**Given records:**
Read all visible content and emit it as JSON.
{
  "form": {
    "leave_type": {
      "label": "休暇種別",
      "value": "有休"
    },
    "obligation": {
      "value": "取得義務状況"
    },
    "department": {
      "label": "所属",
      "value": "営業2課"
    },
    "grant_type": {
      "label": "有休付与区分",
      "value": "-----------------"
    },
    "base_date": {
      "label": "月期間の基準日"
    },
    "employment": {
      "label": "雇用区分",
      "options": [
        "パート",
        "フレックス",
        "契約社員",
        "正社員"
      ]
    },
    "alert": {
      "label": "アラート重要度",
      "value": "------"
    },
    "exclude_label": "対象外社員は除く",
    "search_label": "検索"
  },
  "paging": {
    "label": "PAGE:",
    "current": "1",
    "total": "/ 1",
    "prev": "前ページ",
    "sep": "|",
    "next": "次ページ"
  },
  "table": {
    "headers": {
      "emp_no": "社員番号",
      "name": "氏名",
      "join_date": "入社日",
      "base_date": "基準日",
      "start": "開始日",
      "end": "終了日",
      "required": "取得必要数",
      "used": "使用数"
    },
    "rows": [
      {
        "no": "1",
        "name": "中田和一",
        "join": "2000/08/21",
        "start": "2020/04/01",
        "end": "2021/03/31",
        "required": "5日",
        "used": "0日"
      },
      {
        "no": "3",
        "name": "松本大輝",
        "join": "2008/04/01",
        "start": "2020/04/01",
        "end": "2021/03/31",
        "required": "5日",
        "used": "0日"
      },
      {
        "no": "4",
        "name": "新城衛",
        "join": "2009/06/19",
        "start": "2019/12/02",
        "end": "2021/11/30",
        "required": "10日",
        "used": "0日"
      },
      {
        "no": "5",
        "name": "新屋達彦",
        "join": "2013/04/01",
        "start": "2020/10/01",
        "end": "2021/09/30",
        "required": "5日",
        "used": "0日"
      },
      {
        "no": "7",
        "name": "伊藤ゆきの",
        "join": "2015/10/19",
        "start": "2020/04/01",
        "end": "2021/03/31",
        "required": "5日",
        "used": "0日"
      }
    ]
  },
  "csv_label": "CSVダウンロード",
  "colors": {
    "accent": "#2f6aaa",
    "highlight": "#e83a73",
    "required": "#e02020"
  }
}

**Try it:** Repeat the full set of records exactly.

**Solution for this problem:**
Read all visible content and emit it as JSON.
{
  "form": {
    "leave_type": {
      "label": "休暇種別",
      "value": "有休"
    },
    "obligation": {
      "value": "取得義務状況"
    },
    "department": {
      "label": "所属",
      "value": "営業2課"
    },
    "grant_type": {
      "label": "有休付与区分",
      "value": "-----------------"
    },
    "base_date": {
      "label": "月期間の基準日"
    },
    "employment": {
      "label": "雇用区分",
      "options": [
        "パート",
        "フレックス",
        "契約社員",
        "正社員"
      ]
    },
    "alert": {
      "label": "アラート重要度",
      "value": "------"
    },
    "exclude_label": "対象外社員は除く",
    "search_label": "検索"
  },
  "paging": {
    "label": "PAGE:",
    "current": "1",
    "total": "/ 1",
    "prev": "前ページ",
    "sep": "|",
    "next": "次ページ"
  },
  "table": {
    "headers": {
      "emp_no": "社員番号",
      "name": "氏名",
      "join_date": "入社日",
      "base_date": "基準日",
      "start": "開始日",
      "end": "終了日",
      "required": "取得必要数",
      "used": "使用数"
    },
    "rows": [
      {
        "no": "1",
        "name": "中田和一",
        "join": "2000/08/21",
        "start": "2020/04/01",
        "end": "2021/03/31",
        "required": "5日",
        "used": "0日"
      },
      {
        "no": "3",
        "name": "松本大輝",
        "join": "2008/04/01",
        "start": "2020/04/01",
        "end": "2021/03/31",
        "required": "5日",
        "used": "0日"
      },
      {
        "no": "4",
        "name": "新城衛",
        "join": "2009/06/19",
        "start": "2019/12/02",
        "end": "2021/11/30",
        "required": "10日",
        "used": "0日"
      },
      {
        "no": "5",
        "name": "新屋達彦",
        "join": "2013/04/01",
        "start": "2020/10/01",
        "end": "2021/09/30",
        "required": "5日",
        "used": "0日"
      },
      {
        "no": "7",
        "name": "伊藤ゆきの",
        "join": "2015/10/19",
        "start": "2020/04/01",
        "end": "2021/03/31",
        "required": "5日",
        "used": "0日"
      }
    ]
  },
  "csv_label": "CSVダウンロード",
  "colors": {
    "accent": "#2f6aaa",
    "highlight": "#e83a73",
    "required": "#e02020"
  }
}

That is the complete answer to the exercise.